==== RECORDS FOR THE EXERCISE

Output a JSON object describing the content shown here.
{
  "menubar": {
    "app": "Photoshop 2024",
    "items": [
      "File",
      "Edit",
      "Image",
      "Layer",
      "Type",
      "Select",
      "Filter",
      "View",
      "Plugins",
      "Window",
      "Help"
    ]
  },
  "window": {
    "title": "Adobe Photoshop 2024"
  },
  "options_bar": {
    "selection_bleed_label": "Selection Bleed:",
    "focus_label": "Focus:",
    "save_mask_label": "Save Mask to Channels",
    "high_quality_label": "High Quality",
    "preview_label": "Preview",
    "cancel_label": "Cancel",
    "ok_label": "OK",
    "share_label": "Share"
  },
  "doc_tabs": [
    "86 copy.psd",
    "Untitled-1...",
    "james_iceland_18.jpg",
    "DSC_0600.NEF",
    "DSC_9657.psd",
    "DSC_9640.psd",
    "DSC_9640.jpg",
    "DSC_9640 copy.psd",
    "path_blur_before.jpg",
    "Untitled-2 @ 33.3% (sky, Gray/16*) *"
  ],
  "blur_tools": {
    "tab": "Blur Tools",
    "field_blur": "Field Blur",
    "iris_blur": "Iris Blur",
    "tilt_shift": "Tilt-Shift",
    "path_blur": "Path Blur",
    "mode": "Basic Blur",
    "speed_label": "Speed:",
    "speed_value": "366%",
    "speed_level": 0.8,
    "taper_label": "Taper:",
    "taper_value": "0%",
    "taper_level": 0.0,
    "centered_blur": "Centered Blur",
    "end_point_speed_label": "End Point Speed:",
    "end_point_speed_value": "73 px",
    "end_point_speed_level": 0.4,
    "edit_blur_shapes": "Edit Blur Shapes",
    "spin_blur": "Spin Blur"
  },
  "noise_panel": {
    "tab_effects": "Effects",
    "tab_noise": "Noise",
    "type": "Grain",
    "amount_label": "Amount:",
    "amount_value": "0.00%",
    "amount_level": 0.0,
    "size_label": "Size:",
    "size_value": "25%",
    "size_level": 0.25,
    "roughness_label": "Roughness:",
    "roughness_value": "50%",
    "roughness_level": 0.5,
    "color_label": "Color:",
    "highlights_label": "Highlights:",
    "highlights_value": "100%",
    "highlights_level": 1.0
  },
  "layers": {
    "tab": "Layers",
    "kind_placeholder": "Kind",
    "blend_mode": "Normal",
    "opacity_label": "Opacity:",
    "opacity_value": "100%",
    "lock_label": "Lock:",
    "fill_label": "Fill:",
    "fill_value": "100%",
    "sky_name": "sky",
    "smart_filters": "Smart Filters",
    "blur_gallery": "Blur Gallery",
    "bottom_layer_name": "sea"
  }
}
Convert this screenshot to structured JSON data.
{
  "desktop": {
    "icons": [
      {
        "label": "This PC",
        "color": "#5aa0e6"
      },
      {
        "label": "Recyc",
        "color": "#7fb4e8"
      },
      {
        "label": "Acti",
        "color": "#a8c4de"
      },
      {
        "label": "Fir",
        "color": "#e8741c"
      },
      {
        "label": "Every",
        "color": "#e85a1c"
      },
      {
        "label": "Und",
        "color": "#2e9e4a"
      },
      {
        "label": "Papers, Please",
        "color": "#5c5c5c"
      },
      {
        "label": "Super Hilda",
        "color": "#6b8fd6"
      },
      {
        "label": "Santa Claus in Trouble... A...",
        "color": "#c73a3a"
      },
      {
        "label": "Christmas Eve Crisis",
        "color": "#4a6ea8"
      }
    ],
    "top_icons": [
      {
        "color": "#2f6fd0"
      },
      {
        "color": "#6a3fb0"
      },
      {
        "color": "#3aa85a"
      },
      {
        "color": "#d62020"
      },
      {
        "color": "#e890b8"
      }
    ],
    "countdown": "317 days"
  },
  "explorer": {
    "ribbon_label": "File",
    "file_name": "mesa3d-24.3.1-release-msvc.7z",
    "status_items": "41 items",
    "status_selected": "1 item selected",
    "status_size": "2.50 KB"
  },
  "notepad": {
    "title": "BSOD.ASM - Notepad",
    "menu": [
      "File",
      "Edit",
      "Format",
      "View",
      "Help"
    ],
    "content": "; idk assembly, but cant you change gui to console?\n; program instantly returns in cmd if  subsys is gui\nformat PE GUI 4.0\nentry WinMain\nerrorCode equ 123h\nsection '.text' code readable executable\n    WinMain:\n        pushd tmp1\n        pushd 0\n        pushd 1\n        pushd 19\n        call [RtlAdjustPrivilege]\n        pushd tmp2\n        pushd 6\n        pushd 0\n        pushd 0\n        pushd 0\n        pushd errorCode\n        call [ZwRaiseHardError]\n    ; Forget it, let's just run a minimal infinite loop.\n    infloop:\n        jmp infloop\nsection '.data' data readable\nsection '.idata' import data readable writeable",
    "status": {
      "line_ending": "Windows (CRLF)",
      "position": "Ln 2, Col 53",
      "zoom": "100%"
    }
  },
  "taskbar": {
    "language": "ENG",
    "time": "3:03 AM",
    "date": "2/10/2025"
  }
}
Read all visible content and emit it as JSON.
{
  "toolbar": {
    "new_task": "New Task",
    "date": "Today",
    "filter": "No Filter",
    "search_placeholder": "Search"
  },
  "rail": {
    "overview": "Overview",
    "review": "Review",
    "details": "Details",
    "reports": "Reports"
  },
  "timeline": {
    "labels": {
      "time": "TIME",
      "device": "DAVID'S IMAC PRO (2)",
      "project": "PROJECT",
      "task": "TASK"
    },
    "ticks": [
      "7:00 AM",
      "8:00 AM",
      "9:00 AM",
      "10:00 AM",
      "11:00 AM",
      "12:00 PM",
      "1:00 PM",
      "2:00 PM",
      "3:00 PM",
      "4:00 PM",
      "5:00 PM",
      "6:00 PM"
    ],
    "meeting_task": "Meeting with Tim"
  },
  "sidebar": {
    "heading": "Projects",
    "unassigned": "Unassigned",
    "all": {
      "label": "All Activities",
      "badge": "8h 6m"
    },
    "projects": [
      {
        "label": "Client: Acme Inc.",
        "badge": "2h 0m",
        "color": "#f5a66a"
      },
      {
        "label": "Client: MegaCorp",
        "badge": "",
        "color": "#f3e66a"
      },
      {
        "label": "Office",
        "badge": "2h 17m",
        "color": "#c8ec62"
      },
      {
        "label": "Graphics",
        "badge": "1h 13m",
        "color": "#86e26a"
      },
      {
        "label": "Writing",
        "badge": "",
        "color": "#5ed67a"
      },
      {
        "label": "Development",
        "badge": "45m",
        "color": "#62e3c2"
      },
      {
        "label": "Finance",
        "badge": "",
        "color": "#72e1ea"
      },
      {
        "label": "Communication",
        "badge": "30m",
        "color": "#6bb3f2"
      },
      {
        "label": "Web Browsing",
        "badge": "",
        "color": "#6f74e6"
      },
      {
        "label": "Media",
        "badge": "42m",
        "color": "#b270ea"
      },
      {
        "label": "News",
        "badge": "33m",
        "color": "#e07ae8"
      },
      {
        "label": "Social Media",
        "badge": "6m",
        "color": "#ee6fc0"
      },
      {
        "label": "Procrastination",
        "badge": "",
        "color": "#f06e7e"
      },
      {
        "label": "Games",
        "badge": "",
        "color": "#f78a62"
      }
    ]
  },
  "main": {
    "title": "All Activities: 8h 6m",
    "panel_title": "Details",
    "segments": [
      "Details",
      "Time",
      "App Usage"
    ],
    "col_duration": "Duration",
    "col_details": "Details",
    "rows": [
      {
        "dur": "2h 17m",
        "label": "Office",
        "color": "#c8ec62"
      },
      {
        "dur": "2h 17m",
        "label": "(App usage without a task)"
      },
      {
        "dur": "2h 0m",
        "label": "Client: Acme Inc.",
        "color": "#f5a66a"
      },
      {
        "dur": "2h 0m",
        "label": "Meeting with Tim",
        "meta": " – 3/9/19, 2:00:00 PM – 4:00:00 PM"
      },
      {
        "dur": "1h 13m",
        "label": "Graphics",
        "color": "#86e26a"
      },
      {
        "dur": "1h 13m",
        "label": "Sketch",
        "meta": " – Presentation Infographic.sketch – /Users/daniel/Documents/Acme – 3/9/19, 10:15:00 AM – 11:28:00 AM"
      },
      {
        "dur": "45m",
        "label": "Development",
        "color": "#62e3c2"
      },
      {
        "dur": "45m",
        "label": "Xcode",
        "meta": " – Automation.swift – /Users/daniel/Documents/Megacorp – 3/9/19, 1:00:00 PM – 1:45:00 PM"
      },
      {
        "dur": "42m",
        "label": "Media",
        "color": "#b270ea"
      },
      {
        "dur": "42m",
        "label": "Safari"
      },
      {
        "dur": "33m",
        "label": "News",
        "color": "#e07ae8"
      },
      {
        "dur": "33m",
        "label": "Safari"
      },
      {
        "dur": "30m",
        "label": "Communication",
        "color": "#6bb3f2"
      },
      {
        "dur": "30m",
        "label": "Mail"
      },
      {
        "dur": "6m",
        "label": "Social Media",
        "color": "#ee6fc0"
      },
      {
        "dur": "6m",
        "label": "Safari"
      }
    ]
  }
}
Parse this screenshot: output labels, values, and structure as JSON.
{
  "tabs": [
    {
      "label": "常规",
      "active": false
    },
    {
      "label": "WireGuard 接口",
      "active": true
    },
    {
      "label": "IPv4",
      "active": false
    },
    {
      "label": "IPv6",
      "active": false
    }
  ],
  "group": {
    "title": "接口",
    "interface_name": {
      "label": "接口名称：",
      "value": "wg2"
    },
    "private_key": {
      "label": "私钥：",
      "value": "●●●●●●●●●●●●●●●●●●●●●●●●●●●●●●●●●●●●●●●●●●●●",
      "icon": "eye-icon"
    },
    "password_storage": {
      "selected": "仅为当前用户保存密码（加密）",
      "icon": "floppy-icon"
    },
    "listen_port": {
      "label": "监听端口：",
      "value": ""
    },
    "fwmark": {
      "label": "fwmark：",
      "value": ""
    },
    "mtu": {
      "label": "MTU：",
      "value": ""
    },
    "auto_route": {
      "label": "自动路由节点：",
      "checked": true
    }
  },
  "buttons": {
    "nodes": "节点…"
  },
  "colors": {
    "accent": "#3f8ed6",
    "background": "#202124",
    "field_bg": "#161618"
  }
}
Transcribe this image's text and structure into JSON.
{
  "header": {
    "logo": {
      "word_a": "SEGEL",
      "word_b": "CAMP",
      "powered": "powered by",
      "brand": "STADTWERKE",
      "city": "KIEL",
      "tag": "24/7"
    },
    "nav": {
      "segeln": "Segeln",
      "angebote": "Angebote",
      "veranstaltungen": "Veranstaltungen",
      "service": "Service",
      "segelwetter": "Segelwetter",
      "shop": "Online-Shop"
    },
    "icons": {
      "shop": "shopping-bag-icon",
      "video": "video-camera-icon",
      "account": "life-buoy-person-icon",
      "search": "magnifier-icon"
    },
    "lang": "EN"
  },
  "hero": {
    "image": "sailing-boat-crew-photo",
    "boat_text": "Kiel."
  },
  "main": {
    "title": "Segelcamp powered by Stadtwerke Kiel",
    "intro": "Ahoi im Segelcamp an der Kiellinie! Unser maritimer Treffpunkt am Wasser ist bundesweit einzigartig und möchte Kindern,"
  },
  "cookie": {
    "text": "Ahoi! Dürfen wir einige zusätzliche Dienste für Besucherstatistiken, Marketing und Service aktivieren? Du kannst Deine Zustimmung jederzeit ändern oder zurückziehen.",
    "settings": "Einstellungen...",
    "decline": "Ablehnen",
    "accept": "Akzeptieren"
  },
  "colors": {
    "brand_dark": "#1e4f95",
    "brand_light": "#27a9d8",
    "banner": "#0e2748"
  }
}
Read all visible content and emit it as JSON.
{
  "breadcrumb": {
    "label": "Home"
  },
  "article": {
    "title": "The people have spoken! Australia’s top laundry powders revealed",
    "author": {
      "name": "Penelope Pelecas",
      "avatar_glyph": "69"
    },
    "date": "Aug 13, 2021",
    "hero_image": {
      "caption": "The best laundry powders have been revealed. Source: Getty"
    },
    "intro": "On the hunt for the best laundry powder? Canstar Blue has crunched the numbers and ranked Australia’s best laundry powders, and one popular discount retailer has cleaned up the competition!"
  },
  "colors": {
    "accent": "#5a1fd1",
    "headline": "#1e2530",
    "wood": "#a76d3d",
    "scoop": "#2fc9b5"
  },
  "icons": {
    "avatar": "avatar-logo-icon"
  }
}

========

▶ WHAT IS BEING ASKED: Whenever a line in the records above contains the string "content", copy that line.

▶ TASK ANSWER:
Output a JSON object describing the content shown here.
    "content": "; idk assembly, but cant you change gui to console?\n; program instantly returns in cmd if  subsys is gui\nformat PE GUI 4.0\nentry WinMain\nerrorCode equ 123h\nsection '.text' code readable executable\n    WinMain:\n        pushd tmp1\n        pushd 0\n        pushd 1\n        pushd 19\n        call [RtlAdjustPrivilege]\n        pushd tmp2\n        pushd 6\n        pushd 0\n        pushd 0\n        pushd 0\n        pushd errorCode\n        call [ZwRaiseHardError]\n    ; Forget it, let's just run a minimal infinite loop.\n    infloop:\n        jmp infloop\nsection '.data' data readable\nsection '.idata' import data readable writeable",
Read all visible content and emit it as JSON.
Read all visible content and emit it as JSON.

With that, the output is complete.